Dog walking, for the most part, is a fabulous job, but there is a list of things every dog walker hates. These things seem to be consistent in each dog walking community. The community is small, and to pass the hours in the park we like to chat, and we looooooove to talk about the weird things that humans do. All of these things have happened to me more often than I care to count, and each time I cringe. Here are a few of them:
People barking at us
Yes, I said barking. You would be surprised how often this happens. My pack and I will be walking, minding our own business, and I’ll hear a human barking and howling at us like a dog. I’ve never understood what people are trying to accomplish with this. The dogs NEVER think that the human is a dog. They just stare, probably considering how strange that person is. I may smile when this happens, but internally I am reeling. I can’t tell if I’m being insulted for being a dog walker, or if you’re trying to distract my pack, or simply attempting to make your friends laugh. Whatever the reason, it’s uncomfortable and definitely not funny.
People asking to pet the dogs
Dog walking can be difficult, especially when there is more than 1 dog. The average dog walker can legally walk up to 6 dogs at a time. You can imagine how much focus it takes for one person to control a group of 6 dogs. The dog walker must keep her eyes open for tangling leashes, dogs that want to play, or fight, and must work to maintain a pace that suits all members of the pack. When you ask to pet the dogs it disrupts that hardcore focus, causing the dogs to become over-stimulated, and it takes a very long time for the walker to regain that calm within the group. Seeing a group of dogs walking down the street may seem cute to you, but please, for our sanity, admire from afar and don’t ask to pet the dogs.
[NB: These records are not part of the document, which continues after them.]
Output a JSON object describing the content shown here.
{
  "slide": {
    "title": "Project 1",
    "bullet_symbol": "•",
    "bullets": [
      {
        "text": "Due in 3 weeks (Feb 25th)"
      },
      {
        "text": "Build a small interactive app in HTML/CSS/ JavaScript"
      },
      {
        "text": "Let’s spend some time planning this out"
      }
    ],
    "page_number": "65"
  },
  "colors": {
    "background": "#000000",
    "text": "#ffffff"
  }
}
White couches look beautiful, but they are a nightmare in a house with a dog. When we enter a house to pick up a dog, and we see white couches, we silently scream. Why people buy white couches when they have a dog is beyond my comprehension. Even the most well-trained dog will try to sneak up onto this prime napping spot when you are not home. When we take our dogs out on a walk we allow them to run around and play without worrying about how dirty they may, or may not, get. When we bring him back home we’ll do our best to clean him off, but we can’t guarantee that the second we leave he isn’t going to jump up on that couch. Before you get angry at us for allowing your dog to spoil your beautiful white couch, try putting a towel down on the cushions, instruct us to keep your dog in a separate section of the house or train your dog not to jump up on the couch.
Owners doing weird & uncomfortable things
In order for a dog walker to enter the home, we are typically given a set of keys. While there is a time frame that we are expected to arrive in, the exact time within that frame is not defined. Often times, the owner is home at the arrival time. As a dog walker, I have walked in on just about everything you can think of. Sleeping, meditation, domestic fights, sex, drugs, masturbation, you name it and I’ve probably seen it. While you’re more than welcome to do whatever you like in the safety of your home, it can become VERY uncomfortable VERY fast if we see something that you’d rather we didn’t. If you know that your dog walking is coming, try to engage in those private things AFTER we leave. It will save us all from future awkwardness.
Owner being angry about lateness
Anyone who has ever worked with dogs knows that they march to the beat of their own drum. A dog walker needs to keep a consistent pickup and drop off time, but the dogs typically like to operate on their own schedule. There is a myriad of things that can go wrong to make a dog walker late including, but not limited to, weather conditions, traffic, medical emergencies, clean up, water breaks, and stubborn dogs that don’t want to leave the park, and so on. Working with dogs means that you’ll almost definitely be late to anywhere that you are trying to go. If your dog walker is a little late, know that your dog is being taken care of, and please give the walker a little bit of slack.